The Field investigates developments at the frontiers of science. Schroedinger, Heisenberg, Bohr and Pauli were the pioneers of quantum physics, but numerous scientists in various disciplines have been conducting experiments that reveal profound new possibilities in our perception of the universe. The author investigates the work of those scientists who are at the cutting edge of exploration, all with reference to the life force, universal energy field or Zero Point Field, an ocean of microscopic vibrations. It would appear that evidence is mounting that the universe is one vast quantum field.
Part One: The Resonating Universe, looks at the work of pioneers like Rupert Sheldrake, Fritz Albert Popp, Robert O Becker, Jacques Benveniste and Karl Pribram. The theory of the universe as a collection of resonating frequencies is here examined. Part Two: The Extended Mind, explores the work of inter alia Helmut Schmidt, Jahn & Dunne and Puthoff & Targ. The topics include nonlocality, remote influence and viewing, dreams, clairvoyance, ESP, precognition, the nature of time and how the observer influences the observed.
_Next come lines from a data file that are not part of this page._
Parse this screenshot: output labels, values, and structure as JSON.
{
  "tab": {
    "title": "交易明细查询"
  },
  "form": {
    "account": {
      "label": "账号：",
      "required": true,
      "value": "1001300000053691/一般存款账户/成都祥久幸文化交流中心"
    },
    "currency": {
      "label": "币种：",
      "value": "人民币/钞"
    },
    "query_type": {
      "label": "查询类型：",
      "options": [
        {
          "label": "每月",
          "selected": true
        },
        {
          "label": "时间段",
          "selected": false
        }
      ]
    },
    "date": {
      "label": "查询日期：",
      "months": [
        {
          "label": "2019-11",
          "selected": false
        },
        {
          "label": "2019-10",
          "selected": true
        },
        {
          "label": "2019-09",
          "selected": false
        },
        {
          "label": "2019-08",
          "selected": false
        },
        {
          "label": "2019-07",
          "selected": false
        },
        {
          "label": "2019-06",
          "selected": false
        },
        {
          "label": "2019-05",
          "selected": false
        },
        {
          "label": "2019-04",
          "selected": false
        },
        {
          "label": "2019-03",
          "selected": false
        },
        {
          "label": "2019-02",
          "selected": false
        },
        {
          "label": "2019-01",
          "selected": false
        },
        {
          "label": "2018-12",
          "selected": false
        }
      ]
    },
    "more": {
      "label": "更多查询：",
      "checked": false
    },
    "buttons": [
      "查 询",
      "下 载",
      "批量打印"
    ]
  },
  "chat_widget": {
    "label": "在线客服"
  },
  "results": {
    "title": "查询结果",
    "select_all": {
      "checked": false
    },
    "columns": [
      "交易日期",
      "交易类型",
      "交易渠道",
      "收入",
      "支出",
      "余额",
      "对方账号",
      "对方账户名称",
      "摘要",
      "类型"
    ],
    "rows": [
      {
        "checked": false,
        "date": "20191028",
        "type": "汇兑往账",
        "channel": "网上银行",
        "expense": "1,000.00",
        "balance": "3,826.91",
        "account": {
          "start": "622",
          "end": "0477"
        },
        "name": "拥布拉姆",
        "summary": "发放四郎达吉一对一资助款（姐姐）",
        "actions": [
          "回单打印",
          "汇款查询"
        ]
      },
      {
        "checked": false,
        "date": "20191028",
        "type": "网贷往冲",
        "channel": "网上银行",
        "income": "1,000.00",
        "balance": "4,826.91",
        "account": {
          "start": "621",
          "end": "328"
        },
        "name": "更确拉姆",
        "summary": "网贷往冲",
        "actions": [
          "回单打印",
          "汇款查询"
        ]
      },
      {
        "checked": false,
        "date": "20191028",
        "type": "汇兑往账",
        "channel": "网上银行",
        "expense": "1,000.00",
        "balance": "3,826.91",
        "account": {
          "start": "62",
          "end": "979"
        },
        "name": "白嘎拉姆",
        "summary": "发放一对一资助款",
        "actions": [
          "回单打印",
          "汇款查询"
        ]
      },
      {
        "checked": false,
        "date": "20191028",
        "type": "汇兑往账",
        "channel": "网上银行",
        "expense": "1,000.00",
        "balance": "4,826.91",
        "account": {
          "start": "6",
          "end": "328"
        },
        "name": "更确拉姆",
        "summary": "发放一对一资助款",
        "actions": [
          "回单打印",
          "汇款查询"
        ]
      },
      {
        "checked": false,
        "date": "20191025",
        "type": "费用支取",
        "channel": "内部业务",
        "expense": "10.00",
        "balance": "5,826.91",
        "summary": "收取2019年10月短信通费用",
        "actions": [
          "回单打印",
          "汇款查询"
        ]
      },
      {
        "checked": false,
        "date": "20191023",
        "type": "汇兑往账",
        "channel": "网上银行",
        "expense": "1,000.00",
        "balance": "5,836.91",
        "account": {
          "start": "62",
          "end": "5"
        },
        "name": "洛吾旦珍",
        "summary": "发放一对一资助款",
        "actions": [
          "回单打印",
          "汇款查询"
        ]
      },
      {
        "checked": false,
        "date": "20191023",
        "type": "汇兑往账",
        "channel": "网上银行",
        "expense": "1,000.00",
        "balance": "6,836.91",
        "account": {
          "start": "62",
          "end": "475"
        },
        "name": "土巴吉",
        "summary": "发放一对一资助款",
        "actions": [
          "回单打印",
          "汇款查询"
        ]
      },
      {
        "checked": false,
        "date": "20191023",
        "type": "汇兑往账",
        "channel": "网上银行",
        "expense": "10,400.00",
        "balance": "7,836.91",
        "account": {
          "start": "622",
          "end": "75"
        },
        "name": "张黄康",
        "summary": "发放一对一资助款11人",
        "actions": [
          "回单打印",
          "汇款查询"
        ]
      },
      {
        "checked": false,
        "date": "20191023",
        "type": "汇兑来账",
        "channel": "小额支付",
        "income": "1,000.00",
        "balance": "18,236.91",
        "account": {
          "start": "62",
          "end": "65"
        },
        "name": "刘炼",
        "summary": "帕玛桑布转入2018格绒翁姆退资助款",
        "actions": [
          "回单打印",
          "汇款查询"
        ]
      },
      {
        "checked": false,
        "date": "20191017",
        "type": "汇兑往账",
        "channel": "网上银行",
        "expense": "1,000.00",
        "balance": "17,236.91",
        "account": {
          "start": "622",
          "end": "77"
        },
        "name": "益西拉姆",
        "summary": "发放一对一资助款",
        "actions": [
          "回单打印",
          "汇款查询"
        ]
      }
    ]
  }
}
Part Three: Tapping into the Field, describes the experiments of amongst others Elisabeth Targ and her positive findings of remote healing in AIDS cases, and the work of William Braud, Dean Radin and Roger Nelson. The concept of collective consciousness is elaborated upon and quite interesting. The speculations include the possibility that negative consciousness is like a germ that infects large numbers of people and could produce evil like the Inquisition, Hitler and the Salem Witch Trial.
On the other hand, positive consciousness might give rise to great periods in history, like the Renaissance and many benign popular trends. The question of the existence of emotional and intellectual synchronicity is addressed here. McTaggart also considers developments in artificial intelligence and speculates how these discoveries might influence the future. They are hinting at an immense human potential, validating alternative medicine and confirming some mythical and religious beliefs. The author believes that this scientific revolution has forever ended the concept of dualism.
Notes are arranged by chapter, and a huge bibliography and an index conclude the book. Lynne McTaggart has performed a great service by making the research of a large number of scientists known to a wide popular audience. Sometimes the overly detailed descriptions of various experiments and their preparation become tedious. Also, the physical descriptions of the scientists under discussion are often somewhat irritating and superfluous, although it might have been done to keep the narrative conversational and accessible amidst all the science.